[Start of section]
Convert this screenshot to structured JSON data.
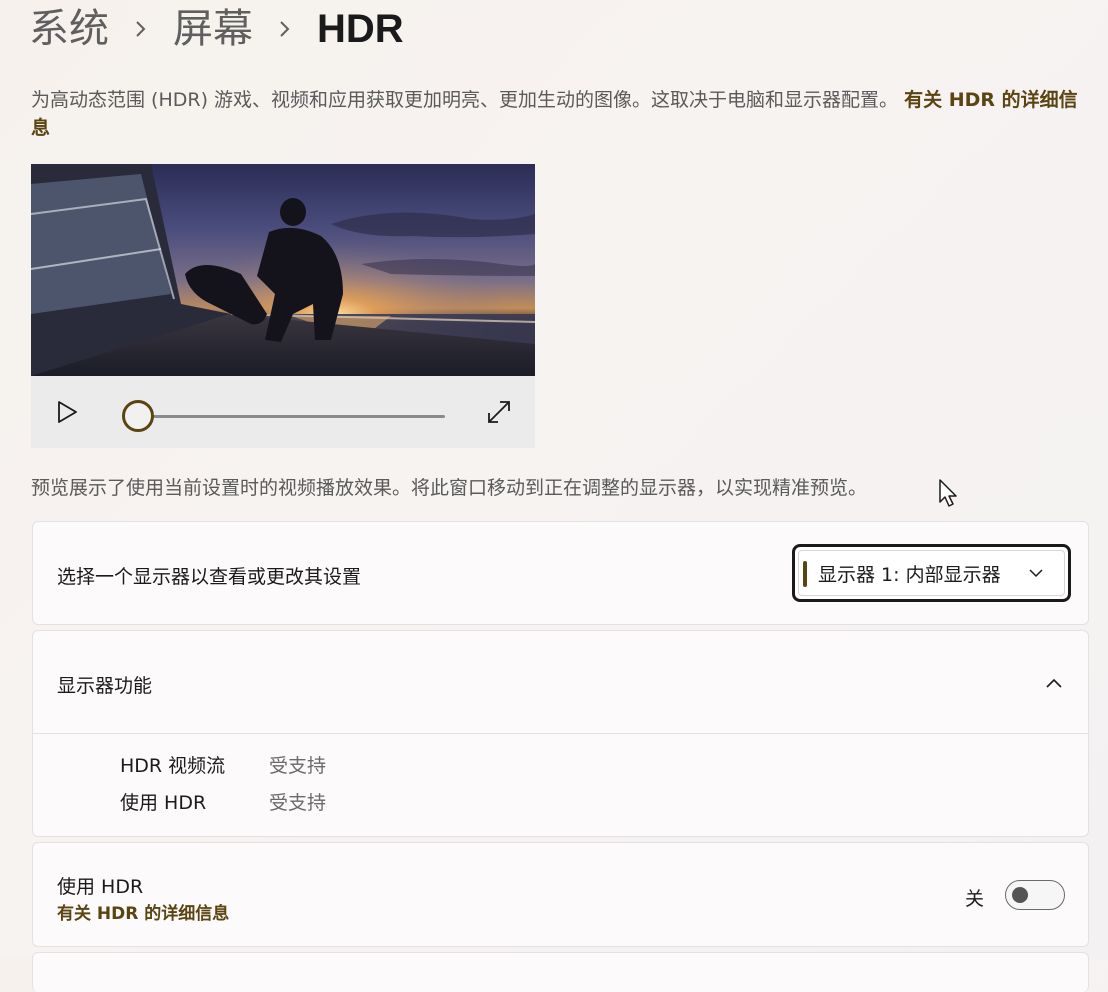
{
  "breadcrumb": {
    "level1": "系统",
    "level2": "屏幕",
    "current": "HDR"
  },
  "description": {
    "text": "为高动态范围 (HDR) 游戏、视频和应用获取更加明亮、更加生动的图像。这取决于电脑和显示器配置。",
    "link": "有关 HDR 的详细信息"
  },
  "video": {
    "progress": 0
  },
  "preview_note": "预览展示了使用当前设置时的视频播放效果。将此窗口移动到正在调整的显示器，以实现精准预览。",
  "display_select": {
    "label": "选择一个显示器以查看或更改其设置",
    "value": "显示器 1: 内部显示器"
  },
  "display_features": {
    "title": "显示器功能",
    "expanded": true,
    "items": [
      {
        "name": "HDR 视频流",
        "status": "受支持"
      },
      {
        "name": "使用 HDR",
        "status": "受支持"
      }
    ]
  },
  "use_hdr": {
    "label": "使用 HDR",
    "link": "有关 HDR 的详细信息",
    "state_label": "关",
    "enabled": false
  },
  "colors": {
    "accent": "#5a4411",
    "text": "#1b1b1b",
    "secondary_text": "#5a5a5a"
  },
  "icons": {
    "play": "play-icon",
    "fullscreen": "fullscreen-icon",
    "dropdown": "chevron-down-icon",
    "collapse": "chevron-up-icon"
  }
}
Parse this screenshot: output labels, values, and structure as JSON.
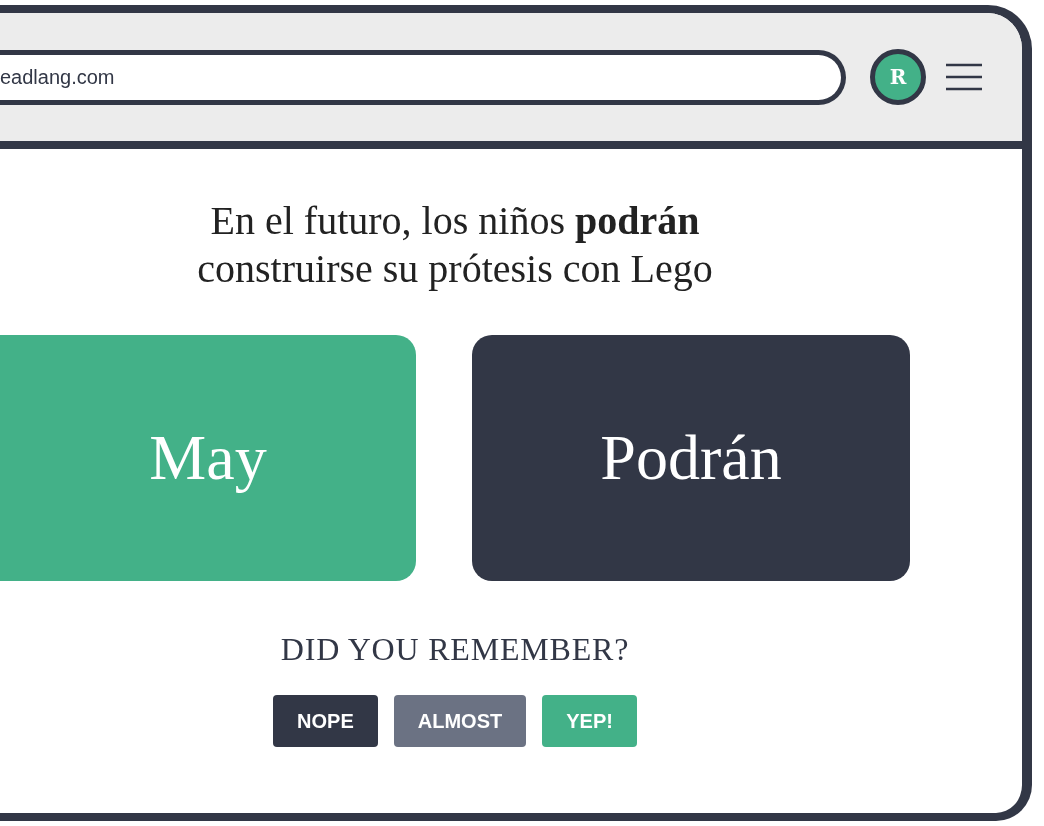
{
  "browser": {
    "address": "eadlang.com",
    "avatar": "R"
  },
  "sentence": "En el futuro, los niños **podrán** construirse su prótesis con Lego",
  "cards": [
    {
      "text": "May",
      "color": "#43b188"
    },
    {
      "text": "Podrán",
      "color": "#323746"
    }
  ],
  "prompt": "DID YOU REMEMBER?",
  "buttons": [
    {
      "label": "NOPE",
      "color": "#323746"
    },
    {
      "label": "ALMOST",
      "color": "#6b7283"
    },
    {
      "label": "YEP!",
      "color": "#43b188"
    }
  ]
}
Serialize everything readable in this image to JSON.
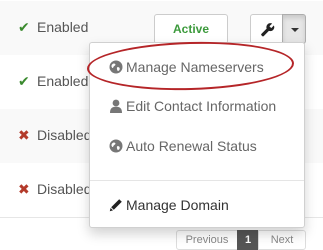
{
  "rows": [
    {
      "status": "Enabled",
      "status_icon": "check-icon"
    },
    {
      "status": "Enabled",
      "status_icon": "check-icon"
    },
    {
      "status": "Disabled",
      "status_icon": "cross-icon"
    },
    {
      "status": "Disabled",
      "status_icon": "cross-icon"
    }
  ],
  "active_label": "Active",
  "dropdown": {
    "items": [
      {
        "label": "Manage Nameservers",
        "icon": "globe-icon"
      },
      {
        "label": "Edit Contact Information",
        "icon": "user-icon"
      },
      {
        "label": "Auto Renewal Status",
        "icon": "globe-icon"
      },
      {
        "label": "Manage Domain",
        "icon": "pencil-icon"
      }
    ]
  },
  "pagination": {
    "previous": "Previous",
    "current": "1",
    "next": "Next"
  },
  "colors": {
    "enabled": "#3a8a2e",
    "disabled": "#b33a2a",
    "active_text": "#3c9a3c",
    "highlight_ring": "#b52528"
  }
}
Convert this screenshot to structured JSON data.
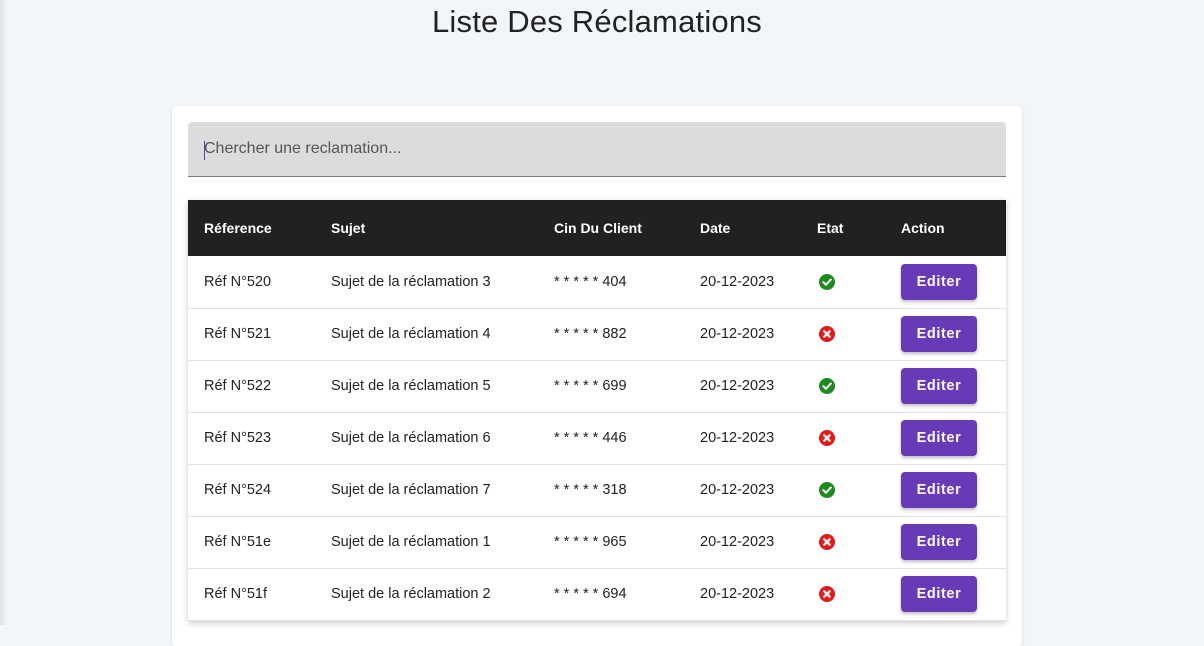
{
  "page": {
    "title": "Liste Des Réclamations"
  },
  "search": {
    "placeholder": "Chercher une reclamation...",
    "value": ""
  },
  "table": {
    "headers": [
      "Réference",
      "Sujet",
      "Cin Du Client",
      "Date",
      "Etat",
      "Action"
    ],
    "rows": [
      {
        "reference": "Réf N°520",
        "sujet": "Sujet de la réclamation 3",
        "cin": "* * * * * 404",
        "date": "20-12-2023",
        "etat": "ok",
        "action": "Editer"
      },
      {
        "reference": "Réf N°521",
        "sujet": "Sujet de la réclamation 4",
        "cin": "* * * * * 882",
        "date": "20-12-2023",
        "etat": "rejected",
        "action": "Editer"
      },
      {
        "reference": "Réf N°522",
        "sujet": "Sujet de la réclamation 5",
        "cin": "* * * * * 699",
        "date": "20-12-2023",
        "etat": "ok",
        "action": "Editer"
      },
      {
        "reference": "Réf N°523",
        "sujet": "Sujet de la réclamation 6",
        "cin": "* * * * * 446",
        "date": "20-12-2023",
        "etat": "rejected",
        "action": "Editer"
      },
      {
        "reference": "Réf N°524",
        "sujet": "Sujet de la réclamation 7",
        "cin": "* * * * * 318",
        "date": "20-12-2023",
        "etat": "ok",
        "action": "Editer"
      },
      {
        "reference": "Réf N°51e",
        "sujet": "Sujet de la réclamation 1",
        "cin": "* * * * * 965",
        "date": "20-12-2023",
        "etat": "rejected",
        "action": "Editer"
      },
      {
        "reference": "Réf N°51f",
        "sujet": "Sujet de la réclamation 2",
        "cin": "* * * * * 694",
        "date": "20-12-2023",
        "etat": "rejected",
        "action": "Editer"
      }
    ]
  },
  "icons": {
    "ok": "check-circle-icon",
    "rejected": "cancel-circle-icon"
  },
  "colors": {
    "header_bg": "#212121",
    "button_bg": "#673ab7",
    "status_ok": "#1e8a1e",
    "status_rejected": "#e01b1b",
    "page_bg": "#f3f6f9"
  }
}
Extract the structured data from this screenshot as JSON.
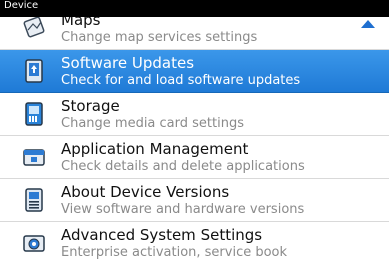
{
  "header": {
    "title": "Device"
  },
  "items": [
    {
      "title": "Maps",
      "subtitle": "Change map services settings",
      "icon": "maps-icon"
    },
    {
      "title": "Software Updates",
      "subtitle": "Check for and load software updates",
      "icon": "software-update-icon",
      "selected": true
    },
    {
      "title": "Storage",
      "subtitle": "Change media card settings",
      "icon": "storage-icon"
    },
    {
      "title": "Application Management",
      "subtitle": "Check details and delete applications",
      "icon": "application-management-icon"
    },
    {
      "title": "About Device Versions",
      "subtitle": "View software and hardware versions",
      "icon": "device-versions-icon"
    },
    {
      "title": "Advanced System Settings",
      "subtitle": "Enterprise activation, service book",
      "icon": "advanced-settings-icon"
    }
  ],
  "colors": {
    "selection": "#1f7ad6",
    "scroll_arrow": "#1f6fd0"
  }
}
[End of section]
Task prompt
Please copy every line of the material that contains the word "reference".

Result of this exercise
        "reference": "Réf N°520",
        "reference": "Réf N°521",
        "reference": "Réf N°522",
        "reference": "Réf N°523",
        "reference": "Réf N°524",
        "reference": "Réf N°51e",
        "reference": "Réf N°51f",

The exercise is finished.